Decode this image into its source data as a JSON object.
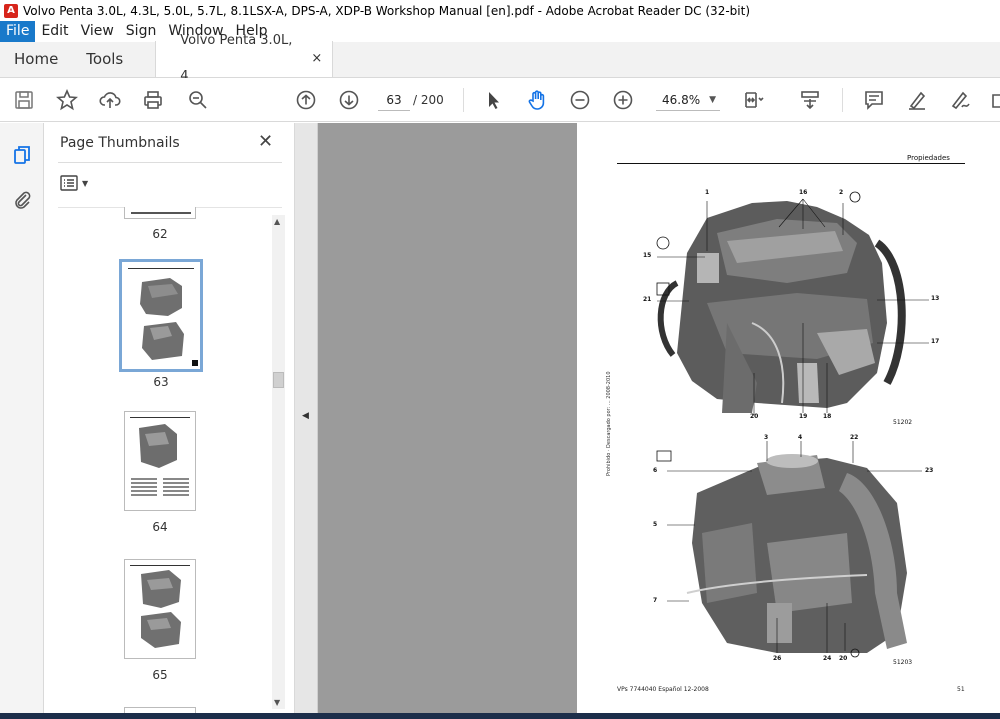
{
  "window": {
    "title": "Volvo Penta 3.0L, 4.3L, 5.0L, 5.7L, 8.1LSX-A, DPS-A, XDP-B Workshop Manual [en].pdf - Adobe Acrobat Reader DC (32-bit)"
  },
  "menu": {
    "items": [
      "File",
      "Edit",
      "View",
      "Sign",
      "Window",
      "Help"
    ]
  },
  "tabs": {
    "home": "Home",
    "tools": "Tools",
    "document": "Volvo Penta 3.0L, 4...",
    "close_glyph": "×"
  },
  "toolbar": {
    "current_page": "63",
    "total_pages": "/ 200",
    "zoom": "46.8%",
    "icons": [
      "save-icon",
      "star-icon",
      "upload-icon",
      "print-icon",
      "zoom-search-icon",
      "page-up-icon",
      "page-down-icon",
      "select-cursor-icon",
      "hand-icon",
      "zoom-out-icon",
      "zoom-in-icon",
      "fit-page-icon",
      "scroll-mode-icon",
      "comment-icon",
      "highlight-icon",
      "sign-icon"
    ]
  },
  "thumbnails_panel": {
    "title": "Page Thumbnails",
    "close_glyph": "✕",
    "pages": [
      {
        "label": "62"
      },
      {
        "label": "63",
        "selected": true
      },
      {
        "label": "64"
      },
      {
        "label": "65"
      }
    ]
  },
  "document_page": {
    "header": "Propiedades",
    "footer_left": "VPs 7744040 Español 12-2008",
    "footer_right": "51",
    "side_note": "Prohibido · Descargado por: ... 2008-2010",
    "callouts_top": [
      "1",
      "16",
      "2",
      "15",
      "21",
      "13",
      "17",
      "20",
      "19",
      "18",
      "51202"
    ],
    "callouts_bottom": [
      "3",
      "4",
      "22",
      "6",
      "23",
      "5",
      "7",
      "26",
      "24",
      "20",
      "51203"
    ]
  }
}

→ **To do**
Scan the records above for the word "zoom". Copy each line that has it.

→ **Result of the exercise**
    "zoom": "46.8%",
      "zoom-search-icon",
      "zoom-out-icon",
      "zoom-in-icon",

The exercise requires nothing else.